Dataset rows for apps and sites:
%%

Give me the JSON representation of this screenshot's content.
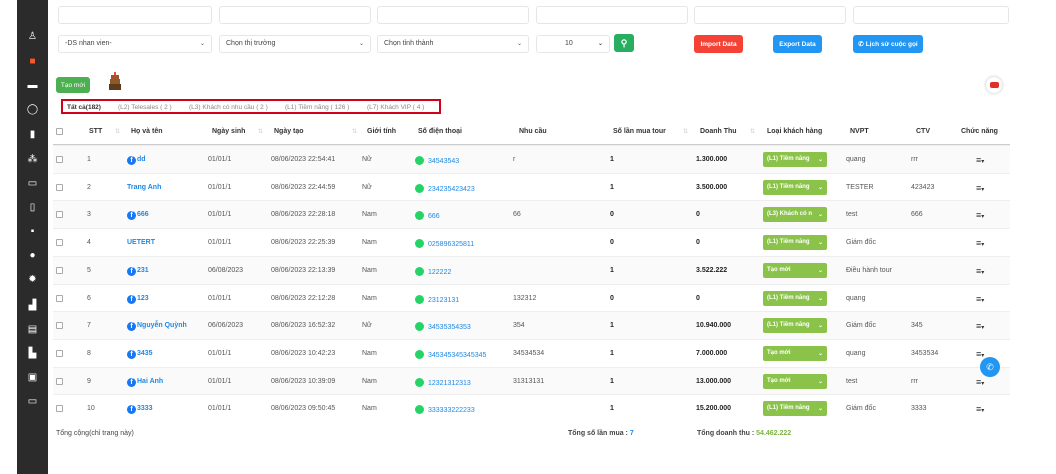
{
  "sidebar": {
    "icons": [
      "user-icon",
      "briefcase-icon",
      "id-card-icon",
      "whatsapp-icon",
      "document-icon",
      "network-icon",
      "card-icon",
      "clipboard-icon",
      "visa-icon",
      "circle-icon",
      "gear-icon",
      "chart-icon",
      "calculator-icon",
      "bar-chart-icon",
      "building-icon",
      "monitor-icon"
    ]
  },
  "filters": {
    "staff": "-DS nhan vien-",
    "market": "Chọn thị trường",
    "province": "Chọn tỉnh thành",
    "page_size": "10"
  },
  "buttons": {
    "import": "Import Data",
    "export": "Export Data",
    "call_history": "Lịch sử cuộc gọi",
    "create": "Tạo mới"
  },
  "tabs": [
    "Tất cả(182)",
    "(L2) Telesales ( 2 )",
    "(L3) Khách có nhu cầu ( 2 )",
    "(L1) Tiềm năng ( 126 )",
    "(L7) Khách VIP ( 4 )"
  ],
  "table": {
    "headers": [
      "STT",
      "Họ và tên",
      "Ngày sinh",
      "Ngày tạo",
      "Giới tính",
      "Số điện thoại",
      "Nhu cầu",
      "Số lần mua tour",
      "Doanh Thu",
      "Loại khách hàng",
      "NVPT",
      "CTV",
      "Chức năng"
    ],
    "rows": [
      {
        "stt": "1",
        "name": "dd",
        "fb": true,
        "dob": "01/01/1",
        "created": "08/06/2023 22:54:41",
        "gender": "Nữ",
        "phone": "34543543",
        "need": "r",
        "tours": "1",
        "revenue": "1.300.000",
        "type": "(L1) Tiềm năng",
        "nvpt": "quang",
        "ctv": "rrr"
      },
      {
        "stt": "2",
        "name": "Trang Anh",
        "fb": false,
        "dob": "01/01/1",
        "created": "08/06/2023 22:44:59",
        "gender": "Nữ",
        "phone": "234235423423",
        "need": "",
        "tours": "1",
        "revenue": "3.500.000",
        "type": "(L1) Tiềm năng",
        "nvpt": "TESTER",
        "ctv": "423423"
      },
      {
        "stt": "3",
        "name": "666",
        "fb": true,
        "dob": "01/01/1",
        "created": "08/06/2023 22:28:18",
        "gender": "Nam",
        "phone": "666",
        "need": "66",
        "tours": "0",
        "revenue": "0",
        "type": "(L3) Khách có n",
        "nvpt": "test",
        "ctv": "666"
      },
      {
        "stt": "4",
        "name": "UETERT",
        "fb": false,
        "dob": "01/01/1",
        "created": "08/06/2023 22:25:39",
        "gender": "Nam",
        "phone": "025896325811",
        "need": "",
        "tours": "0",
        "revenue": "0",
        "type": "(L1) Tiềm năng",
        "nvpt": "Giám đốc",
        "ctv": ""
      },
      {
        "stt": "5",
        "name": "231",
        "fb": true,
        "dob": "06/08/2023",
        "created": "08/06/2023 22:13:39",
        "gender": "Nam",
        "phone": "122222",
        "need": "",
        "tours": "1",
        "revenue": "3.522.222",
        "type": "Tạo mới",
        "nvpt": "Điều hành tour",
        "ctv": ""
      },
      {
        "stt": "6",
        "name": "123",
        "fb": true,
        "dob": "01/01/1",
        "created": "08/06/2023 22:12:28",
        "gender": "Nam",
        "phone": "23123131",
        "need": "132312",
        "tours": "0",
        "revenue": "0",
        "type": "(L1) Tiềm năng",
        "nvpt": "quang",
        "ctv": ""
      },
      {
        "stt": "7",
        "name": "Nguyễn Quỳnh",
        "fb": true,
        "dob": "06/06/2023",
        "created": "08/06/2023 16:52:32",
        "gender": "Nữ",
        "phone": "34535354353",
        "need": "354",
        "tours": "1",
        "revenue": "10.940.000",
        "type": "(L1) Tiềm năng",
        "nvpt": "Giám đốc",
        "ctv": "345"
      },
      {
        "stt": "8",
        "name": "3435",
        "fb": true,
        "dob": "01/01/1",
        "created": "08/06/2023 10:42:23",
        "gender": "Nam",
        "phone": "345345345345345",
        "need": "34534534",
        "tours": "1",
        "revenue": "7.000.000",
        "type": "Tạo mới",
        "nvpt": "quang",
        "ctv": "3453534"
      },
      {
        "stt": "9",
        "name": "Hai Anh",
        "fb": true,
        "dob": "01/01/1",
        "created": "08/06/2023 10:39:09",
        "gender": "Nam",
        "phone": "12321312313",
        "need": "31313131",
        "tours": "1",
        "revenue": "13.000.000",
        "type": "Tạo mới",
        "nvpt": "test",
        "ctv": "rrr"
      },
      {
        "stt": "10",
        "name": "3333",
        "fb": true,
        "dob": "01/01/1",
        "created": "08/06/2023 09:50:45",
        "gender": "Nam",
        "phone": "333333222233",
        "need": "",
        "tours": "1",
        "revenue": "15.200.000",
        "type": "(L1) Tiềm năng",
        "nvpt": "Giám đốc",
        "ctv": "3333"
      }
    ]
  },
  "footer": {
    "page_total": "Tổng cộng(chỉ trang này)",
    "tours_label": "Tổng số lần mua :",
    "tours_value": "7",
    "revenue_label": "Tổng doanh thu :",
    "revenue_value": "54.462.222"
  },
  "colors": {
    "sidebar": "#2b2b2b",
    "import": "#f44336",
    "export": "#2196f3",
    "create": "#4caf50",
    "pill": "#8bc34a",
    "tabs_border": "#d0021b"
  }
}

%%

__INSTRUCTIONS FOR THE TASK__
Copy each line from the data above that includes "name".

__RESULT__
        "name": "dd",
        "name": "Trang Anh",
        "name": "666",
        "name": "UETERT",
        "name": "231",
        "name": "123",
        "name": "Nguyễn Quỳnh",
        "name": "3435",
        "name": "Hai Anh",
        "name": "3333",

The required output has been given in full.